15. ‘Breathing in, I observe the no-birth, no-death nature of all phenomena. Breathing out, I observe the no-birth, no-death nature of all phenomena.’ He or she practices like this.
16. ‘Breathing in, I observe letting go. Breathing out, I observe letting go.’ He or she practices like this.
In this talk, Thay discusses #15 in terms of nirvana and reflects that this is the most wonderful exercise. We can contemplate our true nature. No birth. No death. No coming. No going. That is nirvana. The highest point in Buddhist teaching. God is nirvana.

Living Here and Now

UPDATE: The audio file has been fixed; thank you for the patience.

September 11, 2010. 112-minute dharma talk given by Thich Nhat Hanh in Singapore during the Peaceful Mind, Open Heart Retreat at the Kong Meng San Pu Jue Zen Monastery. The talk is given in English and then translated into Chinese. The theme of the talk is the art of living here and now.

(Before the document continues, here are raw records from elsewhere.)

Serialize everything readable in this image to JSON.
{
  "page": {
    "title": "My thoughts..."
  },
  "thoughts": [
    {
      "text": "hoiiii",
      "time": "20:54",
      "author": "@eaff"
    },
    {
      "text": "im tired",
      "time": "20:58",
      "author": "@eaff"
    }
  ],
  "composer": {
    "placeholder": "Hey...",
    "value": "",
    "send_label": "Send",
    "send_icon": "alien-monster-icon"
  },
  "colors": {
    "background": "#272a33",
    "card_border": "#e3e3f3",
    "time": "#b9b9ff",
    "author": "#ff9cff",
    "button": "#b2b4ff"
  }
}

Thay reminds us there are many sutras on this topic of living happily in the present moment. We have the ability to live in Amit?bha’s Pure Land. He shares the story of a businessman who brings 500 other businessmen to hear the Buddha talk. In the discourse given, the Buddha mentions happiness five times because he knew this was what the businessmen needed to hear.

It is possible to live happily in the present moment and mindful breathing and mindful walking can bring us to the present moment. Discussion of dharmakaya, the dharma body. Dharma body is the same as practice. We need a good practice and this produces living dharma; mindfulness of the dharma. To nourish the dharma body, we need the sangha body. If we cultivate a living sangha, then you can find the Buddha.

Thay spends a few minutes presenting the true love mantra. This is our ability to be present. We are reminded that breathing and walking are the key to you free. And to love someone is to offer our true presence to him. To her.

The last third of the talk focuses on the Five Mindfulness Trainings. We need to see the suffering of society and this global spiritual ethic manifested in the Five Mindfulness Trainings has been offered to the world.

Orientation to Practice

September 8, 2010. 72-minute dharma talk given by Thich Nhat Hanh in Singapore during the Peaceful Mind, Open Heart Retreat at the Kong Meng San Pu Jue Zen Monastery. The talk is in English and the last portion is giving by Thay Phap Hai and Sr. Concentration. During the months of September and October, Thay will be traveling throughout Southeast Asia giving retreats and talks. This is the first stop.

The primary focus of this talk is to provide instructions for enjoying the retreat. The retreat is an opportunity to practice Applied Buddhism. We learn the basic practices such as listening to the bell, connecting body and mind, mindful walking, brushing our teeth, eating meditation, and more.

It is a short talk with a specific focus, but the reminders are good to bring home and practice wherever we are. Please enjoy.